Ali Noor's Pagal

Western style pop and rock music has a few main structural elements. The main two are a verse and a chorus. It’s easy to illustrate this using one of Pakistani music’s most well known anthems, Dil Dil Pakistan. The song starts with a verse (“ایسی زمیں”) and there is a clearly identifiable chorus (“دل دل پاکستان”). In this song there is also another type of verse that has a different melody (“دل دل سے ملتے ہیں تو”),

In some songs a different melody is also identified as a bridge, which has a more transitory nature. It is often used to move between sections of a song, or to add some variety. Bilal Khan has written some really good bridges. This one, on To Kia Hua (“ہارا نہیں ہوں میں”), is great.

The verse and chorus perform two different roles on songs. The verse tells a story of sorts, it sets up the basis upon which any emotional connection with the song can be based. The chorus is a release of that emotion, often presented in repetitive form so as to allow audiences to remember and repeat the melody themselves.
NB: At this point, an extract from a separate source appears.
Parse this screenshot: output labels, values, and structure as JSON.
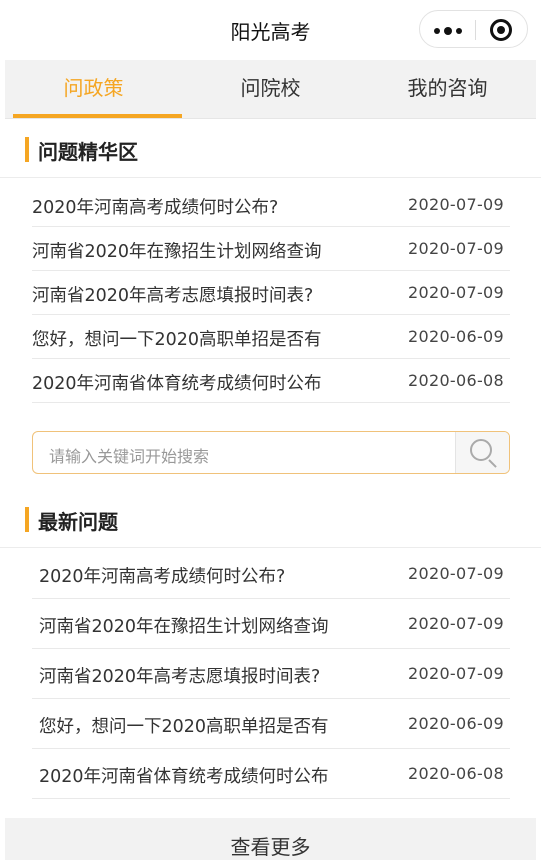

It is in a way, the thesis statement of the song.

In anthem rock, which is a term used to identify a genre of music that may be played in large stadiums with lots of crowds engagement, the chorus is the critical point through which an audience becomes part of the performance. I classify Noori’s music most clearly as anthem rock, and Ali Noor’s solo work seems to fit that description as well.

This particular recording is almost entirely chorus. There is a short verse section (“دور بلائیں”), that almost immediately gives way to a second verse that to me is kind of like a bridge (“مجھے جانے دے”). The lyric of that second verse is in direct contrast to the famous Noori song Mujhay Roko. (While there is an official recording of Mujhay Roko released on Noori’s third album, I declare that this acoustic recording off a TV show which I have linked to, should be considered canonical. There is also another recording of this acoustic version that is quite good and may also be considered canonical, but the larger point is that this acoustic version should be in the canon.) There is also a more electronic, heavy-beat recording which I don’t think is as good. You can hear it on this tribute video to the Pakistan cricket team.) Back to Pagal, the second verse gives way to the chorus which forms the bulk of the song. In fact I would argue that there is a second chorus to the song (“تو یاروں کہو”), which is largely wordless.

Most pop and rock recordings use one combination of verse and chorus as a section that is then repeated three times in the song. The second and third repetitions are separated by a different section. This sometimes referred to as an AABA song structure, i.e. three repetitions of section A, and one of section B. Most rock songs will use a guitar solo as section B. Other songs may add a bridge. In this recording section B is a drum solo that ends with more wordless vocal callouts.

The amount of this song that is dedicated to the chorus, and also the nature of the drum solo, indicate how important live performance is to Ali Noor’s style of music, and perhaps also to his persona as an artist. This album, if I have understood correctly, has been recorded at least in part with the band playing together instead of each person playing their parts separately. The goal is to capture some energy that is induced into the playing when playing the song together as a band.

Ali Noor has posted a video of this song played in a roof-top concert in old Lahore last year. The audience sings along dutifully, participating in the performance, despite the songs not being well known. This is understandable because the design of the song – through its structure and the lyrics and melody of the chorus – lends itself to being understood quickly and repeated.

This song descends directly from Noori recordings on their first albums. Most of those songs used a similar design to catapult Noori into the live kings they were. The new pieces in Ali Noor’s solo album are the personnel, and with them the electronic elements that have been added to the band’s sound. In terms of structure and lyrical pattern, this is very Noori. For some fans, this is exactly what they like. For other early Noori fans, like me, the verse is now the most interesting part. Perhaps my own feelings are influenced by not having seen Ali Noor live in a while. After serious illness, and a long quarantine, Ali Noor’s push to connect to an audience with a catchy chorus is however, understandable.

As always this writeup is late, and Ali Noor has two new songs out: Nasha and Teray Saath.